Expressing love with jewellery has been a tradition long adopted by lovers in London, and you have only to delve into our collection of ‘posy rings’ to see this reflected throughout the ages.
These delightful gold finger rings are defined by a short inscription (a ‘posy’, ‘posie’ or ‘poesy’) blazoned on their surface. With romantic quotations inscribed on the ring’s inner surface, they were most popular among courting lovers between the 15th and 17th centuries.
Whereas romantic inscriptions during the middle ages would be found etched onto the outside of finger rings, by the 16th century these private declarations of love showed up on the inside of the ring, ‘next the finger, not to be seen of him that holdeth you by the hand.’ (Art of English Poesie)
By the 17th century, ‘poesies’ were cropping up everywhere and adorned all sorts of objects – not just rings but on knives, spoons and even girdles and trenchers! Books like The Academy of Complements or A new way of Wooing, published in London, were plundered by jewellers and their customers alike, searching for pithy declarations of love that would impress the ring’s wearer.

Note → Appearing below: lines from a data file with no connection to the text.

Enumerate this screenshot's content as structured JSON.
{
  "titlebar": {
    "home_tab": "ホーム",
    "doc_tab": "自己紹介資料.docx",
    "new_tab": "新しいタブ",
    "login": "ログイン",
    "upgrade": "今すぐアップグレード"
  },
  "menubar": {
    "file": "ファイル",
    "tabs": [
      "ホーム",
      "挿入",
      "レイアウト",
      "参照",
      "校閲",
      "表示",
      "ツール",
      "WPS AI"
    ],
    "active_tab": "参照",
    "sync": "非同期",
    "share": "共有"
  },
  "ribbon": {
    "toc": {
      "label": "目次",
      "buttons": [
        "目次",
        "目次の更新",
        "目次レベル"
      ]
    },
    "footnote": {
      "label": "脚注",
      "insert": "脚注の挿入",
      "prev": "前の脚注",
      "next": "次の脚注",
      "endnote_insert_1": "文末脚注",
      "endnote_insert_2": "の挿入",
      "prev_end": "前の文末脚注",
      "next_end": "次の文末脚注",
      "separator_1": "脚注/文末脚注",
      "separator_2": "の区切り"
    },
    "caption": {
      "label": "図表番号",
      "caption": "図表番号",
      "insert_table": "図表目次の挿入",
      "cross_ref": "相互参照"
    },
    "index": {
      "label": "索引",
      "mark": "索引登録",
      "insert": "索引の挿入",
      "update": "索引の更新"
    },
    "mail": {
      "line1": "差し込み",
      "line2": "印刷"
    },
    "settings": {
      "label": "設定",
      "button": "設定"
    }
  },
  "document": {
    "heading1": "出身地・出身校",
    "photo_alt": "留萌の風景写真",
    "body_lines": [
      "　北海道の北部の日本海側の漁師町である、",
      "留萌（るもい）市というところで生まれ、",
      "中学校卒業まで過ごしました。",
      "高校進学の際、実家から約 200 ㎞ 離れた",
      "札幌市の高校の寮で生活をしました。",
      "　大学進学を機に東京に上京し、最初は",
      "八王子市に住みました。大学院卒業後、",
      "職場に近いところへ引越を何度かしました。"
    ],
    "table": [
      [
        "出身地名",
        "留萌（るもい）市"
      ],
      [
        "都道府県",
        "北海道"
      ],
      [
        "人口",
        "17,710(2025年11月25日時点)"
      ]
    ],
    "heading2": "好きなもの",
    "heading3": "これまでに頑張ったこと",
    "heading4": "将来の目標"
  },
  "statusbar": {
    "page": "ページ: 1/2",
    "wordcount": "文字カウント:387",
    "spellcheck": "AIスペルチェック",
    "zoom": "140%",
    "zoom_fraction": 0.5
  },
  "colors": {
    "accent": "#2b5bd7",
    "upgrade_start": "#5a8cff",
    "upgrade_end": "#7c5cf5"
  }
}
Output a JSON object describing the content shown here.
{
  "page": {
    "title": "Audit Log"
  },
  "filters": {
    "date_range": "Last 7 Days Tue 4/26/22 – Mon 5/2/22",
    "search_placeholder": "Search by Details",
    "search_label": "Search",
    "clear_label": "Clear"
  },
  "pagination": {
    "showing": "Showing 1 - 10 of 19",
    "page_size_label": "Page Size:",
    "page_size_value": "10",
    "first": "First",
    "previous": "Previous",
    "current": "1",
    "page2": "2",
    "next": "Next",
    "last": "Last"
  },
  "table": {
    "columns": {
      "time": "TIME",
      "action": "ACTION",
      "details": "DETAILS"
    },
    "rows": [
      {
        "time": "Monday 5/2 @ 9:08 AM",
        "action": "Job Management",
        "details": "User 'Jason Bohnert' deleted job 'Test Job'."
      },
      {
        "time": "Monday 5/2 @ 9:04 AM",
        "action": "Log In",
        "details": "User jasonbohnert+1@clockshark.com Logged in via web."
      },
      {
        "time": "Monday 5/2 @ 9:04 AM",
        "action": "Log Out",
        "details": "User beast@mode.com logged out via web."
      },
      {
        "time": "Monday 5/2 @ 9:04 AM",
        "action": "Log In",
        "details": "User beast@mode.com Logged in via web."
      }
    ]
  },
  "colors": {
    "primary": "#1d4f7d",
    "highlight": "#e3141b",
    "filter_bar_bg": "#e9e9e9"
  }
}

Once used as wedding rings, and even tokens of memorial, posy rings began to go out of fashion by the end of the 18th century. While today’s trends still see people opting for clothes and jewellery emblazoned with designer names and mottoes, these words are now so often chosen by designers rather than by poets, writers or individuals themselves.